Insurance companies are poised to begin carpet bombing 401(k) savers with costly and inappropriate annuity products.
The Secure Act may change the way Americans save for retirement. Spoiler alert – change isn’t always good.
Securing insecurity isn’t the answer for a country where 25% of its people have bupkas put away.
The Secure Act passed the House 417-3! It now makes its way into the Senate. It will most likely end up on President Trump’s desk and signed into law.
On the surface, the bill sounds helpful. The Required Minimum Distribution age will be raised from 70 1/2 to 72. People can take money from retirement plans penalty-free in the event of the birth or adoption of a child. The age cap would be lifted on contributing money into tax-free retirement plans.
What most don’t understand is this bill provides a Trojan Horse for insurers to snatch their coveted holy grail – placing annuities in 401(k) plans.
According to David Dayen of The Intercept:
“Section 204 gives a safe harbor to 401(k) plan sponsors who select so-called lifetime income products, another word for annuities, to appear among offerings to workers. This would mean that, if an employer picks an annuity provider and it goes out of business or rips off workers, they would not be able to sue the employer afterwards. That could incentivize companies to find fly-by-night annuity providers that give good deals to the companies for business, making their money by ripping off the firm’s workers before filing for bankruptcy.”
Employers aren’t responsible for workers who are sold expensive annuities that promise much but deliver little. Unless of course, you count the Tahiti vacation salespeople win for being a Top Producer.
We’ve seen this act before.
Public school teachers let the annuity foxes into the hen house almost seventy years ago. They multiplied exponentially. Their cloning and feeding strategy led to an astonishing 76% of teachers’ 403(b) assets deposited in annuity products.
This fateful decision has led to a garbage fire of bad choices.
403(b)s are ground zero for financial exploitation due to a lack of regulatory oversight. Does this clause give investors the best chance to save successfully for retirement?
4.5 million public school teachers would beg to differ.
Consumer advocate, Barbara Roper, agrees. “The 403(b) market provides a living, breathing illustration of what it looks like when annuities are included in retirement plans without adequate fiduciary protections, and it is a hellscape.”
No wonder major insurers strongly endorse this bill. PAC money flows like water to the bill’s chief sponsor, Richard Neal (D-Mass).
Amazingly, “The bill also makes explicit that there is no requirement for the plan sponsor to select the lowest cost contract when selecting an annuity provider.”
Simple commission-free fixed annuities can be a very helpful income stream for retirees.

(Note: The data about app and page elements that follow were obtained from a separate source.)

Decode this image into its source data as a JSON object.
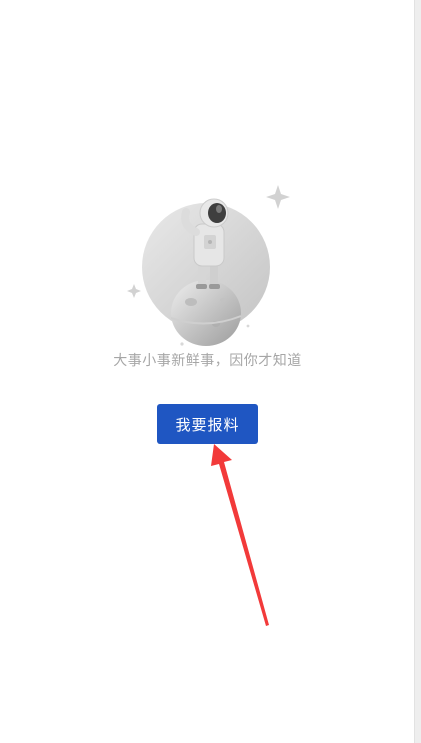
{
  "empty_state": {
    "illustration_icon": "astronaut-on-planet-icon",
    "message": "大事小事新鲜事，因你才知道"
  },
  "actions": {
    "report_label": "我要报料"
  },
  "colors": {
    "button": "#1f56c2",
    "message_text": "#a6a6a6",
    "annotation_arrow": "#f23a3a"
  }
}
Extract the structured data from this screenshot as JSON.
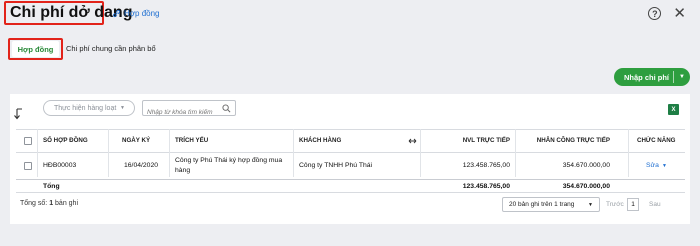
{
  "header": {
    "title": "Chi phí dở dang",
    "help_link": "Hợp đồng"
  },
  "tabs": [
    {
      "label": "Hợp đồng",
      "active": true
    },
    {
      "label": "Chi phí chung cần phân bổ",
      "active": false
    }
  ],
  "actions": {
    "import_label": "Nhập chi phí"
  },
  "toolbar": {
    "bulk_label": "Thực hiện hàng loạt",
    "search_placeholder": "Nhập từ khóa tìm kiếm",
    "excel_icon": "X"
  },
  "table": {
    "columns": [
      "SỐ HỢP ĐỒNG",
      "NGÀY KÝ",
      "TRÍCH YẾU",
      "KHÁCH HÀNG",
      "NVL TRỰC TIẾP",
      "NHÂN CÔNG TRỰC TIẾP",
      "CHỨC NĂNG"
    ],
    "rows": [
      {
        "so_hop_dong": "HĐB00003",
        "ngay_ky": "16/04/2020",
        "trich_yeu_line1": "Công ty Phú Thái ký hợp đồng mua",
        "trich_yeu_line2": "hàng",
        "khach_hang": "Công ty TNHH Phú Thái",
        "nvl": "123.458.765,00",
        "nhan_cong": "354.670.000,00",
        "action": "Sửa"
      }
    ],
    "total": {
      "label": "Tổng",
      "nvl": "123.458.765,00",
      "nhan_cong": "354.670.000,00"
    }
  },
  "footer": {
    "total_prefix": "Tổng số: ",
    "total_count": "1",
    "total_suffix": " bản ghi",
    "page_size": "20 bản ghi trên 1 trang",
    "prev": "Trước",
    "current_page": "1",
    "next": "Sau"
  },
  "colors": {
    "accent_green": "#2e9e3f",
    "link_blue": "#1f6fd1",
    "highlight_red": "#e2231a"
  }
}
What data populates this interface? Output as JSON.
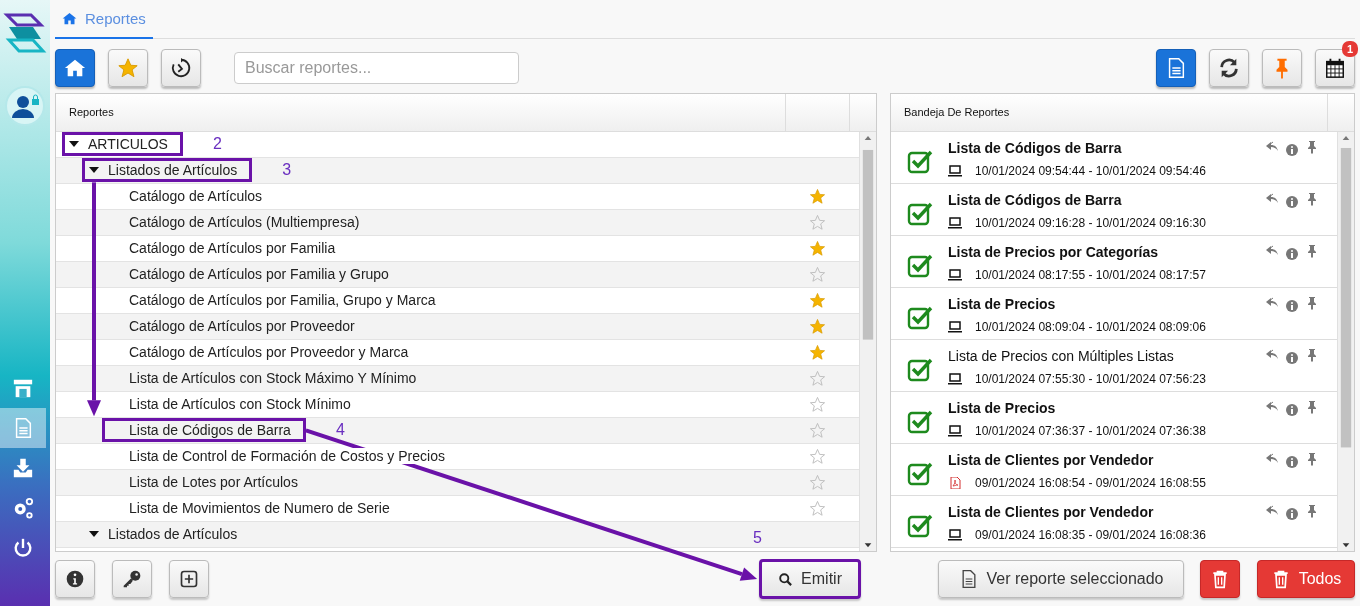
{
  "sidebar": {
    "items": [
      {
        "kind": "store",
        "selected": false
      },
      {
        "kind": "document",
        "selected": true
      },
      {
        "kind": "download",
        "selected": false
      },
      {
        "kind": "settings",
        "selected": false
      },
      {
        "kind": "power",
        "selected": false
      }
    ]
  },
  "tabs": [
    {
      "label": "Reportes",
      "selected": true
    }
  ],
  "toolbar": {
    "left": [
      {
        "kind": "home",
        "selected": true
      },
      {
        "kind": "star",
        "selected": false
      },
      {
        "kind": "history",
        "selected": false
      }
    ],
    "search": {
      "placeholder": "Buscar reportes..."
    },
    "right": [
      {
        "kind": "document",
        "selected": true
      },
      {
        "kind": "refresh",
        "selected": false
      },
      {
        "kind": "pin",
        "selected": false
      },
      {
        "kind": "calendar",
        "selected": false,
        "badge": "1"
      }
    ]
  },
  "reports_panel": {
    "header": "Reportes",
    "tree": [
      {
        "label": "ARTICULOS",
        "expanded": true,
        "highlighted": true,
        "callout": "2",
        "children": [
          {
            "label": "Listados de Artículos",
            "expanded": true,
            "highlighted": true,
            "callout": "3",
            "children": [
              {
                "label": "Catálogo de Artículos",
                "starred": true,
                "highlighted": false
              },
              {
                "label": "Catálogo de Artículos (Multiempresa)",
                "starred": false,
                "highlighted": false
              },
              {
                "label": "Catálogo de Artículos por Familia",
                "starred": true,
                "highlighted": false
              },
              {
                "label": "Catálogo de Artículos por Familia y Grupo",
                "starred": false,
                "highlighted": false
              },
              {
                "label": "Catálogo de Artículos por Familia, Grupo y Marca",
                "starred": true,
                "highlighted": false
              },
              {
                "label": "Catálogo de Artículos por Proveedor",
                "starred": true,
                "highlighted": false
              },
              {
                "label": "Catálogo de Artículos por Proveedor y Marca",
                "starred": true,
                "highlighted": false
              },
              {
                "label": "Lista de Artículos con Stock Máximo Y Mínimo",
                "starred": false,
                "highlighted": false
              },
              {
                "label": "Lista de Artículos con Stock Mínimo",
                "starred": false,
                "highlighted": false
              },
              {
                "label": "Lista de Códigos de Barra",
                "starred": false,
                "highlighted": true,
                "callout": "4"
              },
              {
                "label": "Lista de Control de Formación de Costos y Precios",
                "starred": false,
                "highlighted": false
              },
              {
                "label": "Lista de Lotes por Artículos",
                "starred": false,
                "highlighted": false
              },
              {
                "label": "Lista de Movimientos de Numero de Serie",
                "starred": false,
                "highlighted": false
              }
            ]
          },
          {
            "label": "Listados de Artículos",
            "expanded": true,
            "highlighted": false
          }
        ]
      }
    ]
  },
  "tray_panel": {
    "header": "Bandeja De Reportes",
    "items": [
      {
        "title": "Lista de Códigos de Barra",
        "bold": true,
        "kind": "screen",
        "time": "10/01/2024 09:54:44 - 10/01/2024 09:54:46"
      },
      {
        "title": "Lista de Códigos de Barra",
        "bold": true,
        "kind": "screen",
        "time": "10/01/2024 09:16:28 - 10/01/2024 09:16:30"
      },
      {
        "title": "Lista de Precios por Categorías",
        "bold": true,
        "kind": "screen",
        "time": "10/01/2024 08:17:55 - 10/01/2024 08:17:57"
      },
      {
        "title": "Lista de Precios",
        "bold": true,
        "kind": "screen",
        "time": "10/01/2024 08:09:04 - 10/01/2024 08:09:06"
      },
      {
        "title": "Lista de Precios con Múltiples Listas",
        "bold": false,
        "kind": "screen",
        "time": "10/01/2024 07:55:30 - 10/01/2024 07:56:23"
      },
      {
        "title": "Lista de Precios",
        "bold": true,
        "kind": "screen",
        "time": "10/01/2024 07:36:37 - 10/01/2024 07:36:38"
      },
      {
        "title": "Lista de Clientes por Vendedor",
        "bold": true,
        "kind": "pdf",
        "time": "09/01/2024 16:08:54 - 09/01/2024 16:08:55"
      },
      {
        "title": "Lista de Clientes por Vendedor",
        "bold": true,
        "kind": "screen",
        "time": "09/01/2024 16:08:35 - 09/01/2024 16:08:36"
      }
    ]
  },
  "bottom_left": [
    {
      "kind": "info"
    },
    {
      "kind": "key"
    },
    {
      "kind": "add"
    }
  ],
  "emit_button": {
    "label": "Emitir",
    "highlighted": true,
    "callout": "5"
  },
  "bottom_right": [
    {
      "kind": "view",
      "label": "Ver reporte seleccionado"
    },
    {
      "kind": "delete"
    },
    {
      "kind": "delete_all",
      "label": "Todos"
    }
  ]
}
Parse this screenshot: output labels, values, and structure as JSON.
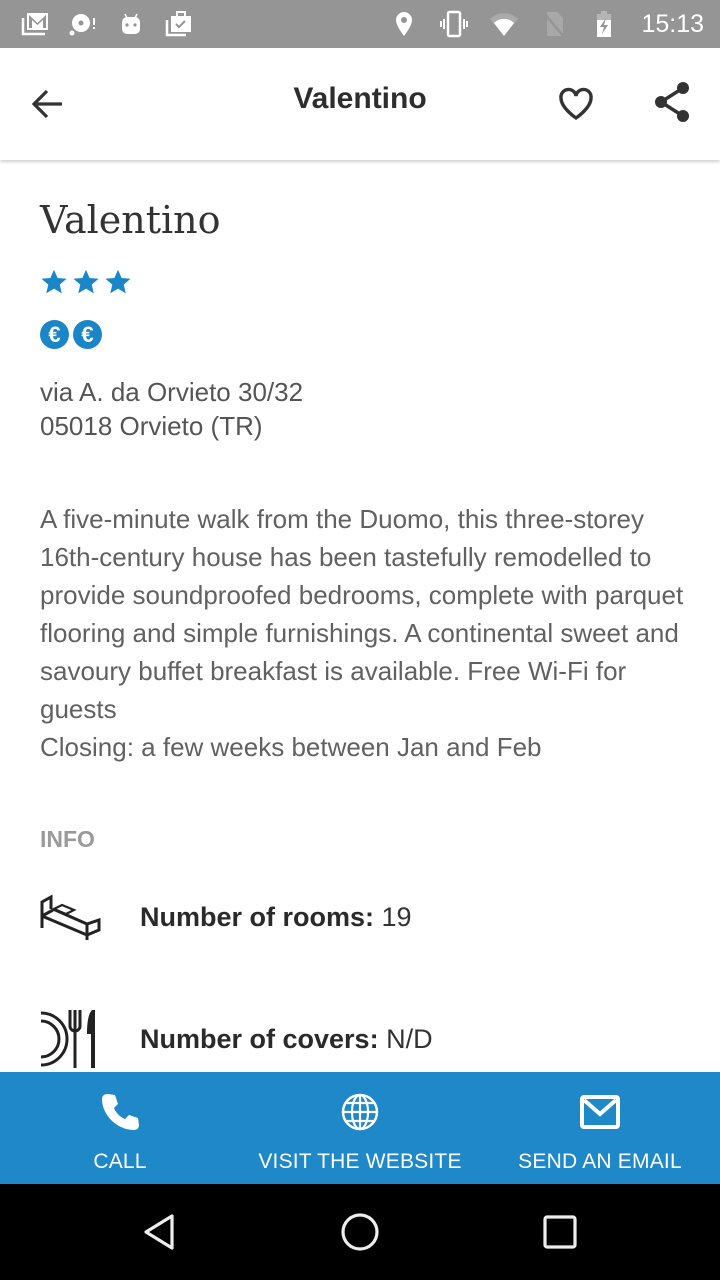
{
  "status_bar": {
    "time": "15:13",
    "left_icons": [
      "gmail-icon",
      "sync-alert-icon",
      "android-icon",
      "work-briefcase-icon"
    ],
    "right_icons": [
      "location-icon",
      "vibrate-icon",
      "wifi-icon",
      "no-sim-icon",
      "battery-charging-icon"
    ]
  },
  "app_bar": {
    "title": "Valentino",
    "back_icon": "arrow-left-icon",
    "favorite_icon": "heart-outline-icon",
    "share_icon": "share-icon"
  },
  "venue": {
    "name": "Valentino",
    "stars": 3,
    "price_level": 2,
    "price_symbol": "€",
    "address_line1": "via A. da Orvieto 30/32",
    "address_line2": "05018 Orvieto (TR)",
    "description": "A five-minute walk from the Duomo, this three-storey 16th-century house has been tastefully remodelled to provide soundproofed bedrooms, complete with parquet flooring and simple furnishings. A continental sweet and savoury buffet breakfast is available. Free Wi-Fi for guests",
    "closing": "Closing: a few weeks between Jan and Feb"
  },
  "info": {
    "section_label": "INFO",
    "rows": [
      {
        "icon": "bed-icon",
        "label": "Number of rooms:",
        "value": "19"
      },
      {
        "icon": "plate-cutlery-icon",
        "label": "Number of covers:",
        "value": "N/D"
      }
    ]
  },
  "actions": [
    {
      "icon": "phone-icon",
      "label": "CALL"
    },
    {
      "icon": "globe-icon",
      "label": "VISIT THE WEBSITE"
    },
    {
      "icon": "mail-icon",
      "label": "SEND AN EMAIL"
    }
  ],
  "colors": {
    "accent": "#1e88c8",
    "status_bar": "#959595",
    "nav_bar": "#000000"
  }
}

These products are not as lucrative for salespeople compared to their variable income cousins.
It doesn’t take a genius to figure which product will wind up in 401(k) accounts; incentives matter – a lot.
Confusing safe harbor language gives insurers a green light to sell variable and index annuity products without the threat of legal repercussions.
What could possibly go wrong here?
The bill also leads to opportunities for insurers to mislead workers with false comparisons.
“Another section entitles workers to a benefit statement that estimates the lifetime income they would get from the current funds in their retirement account. This is almost an advertisement for annuities, allowing workers to compare what’s in their accounts to the promises the industry can make.”
Instead of giving a free pass to insurers, how about letting all workers participate in the super low-cost Thrift Savings Plan (“TSP”)? Our illustrious elected officials love it.
Wouldn’t this be a much better and easier way to secure workers’ retirements?
Judging by their response to Dina, we shouldn’t hold our breath.
If lawmakers believe these annuity provisions will help workers save more, they are greatly mistaken.
We extend to them an open invitation to accompany us on our next school visit.
They can see for themselves how expensive annuities with little oversight ravage teachers’ retirement portfolios
Sadly, I’m not sure if they care.
Source: “The House Has Found Bipartisan Agreement On Reform To Retirement Accounts. Be Afraid By David Dayen”, The Intercept, May 22, 2019.
Sources for Chart Average Expense Ratio: 403(b) annuity vs. TSP:
InvestmentFunds/FundsOverview/ expenseRatio.html (“For 2018, the average net expense was $0.40* per $1,000 invested.”)
- 1.81% – 2.63% is the range of total annual cost for Equi-Vest annuity according to Morningstar.
an-independent-review-of-the- axa-equi-vest-series-201- contract-for-employer- sponsored-403b-retirement- plans/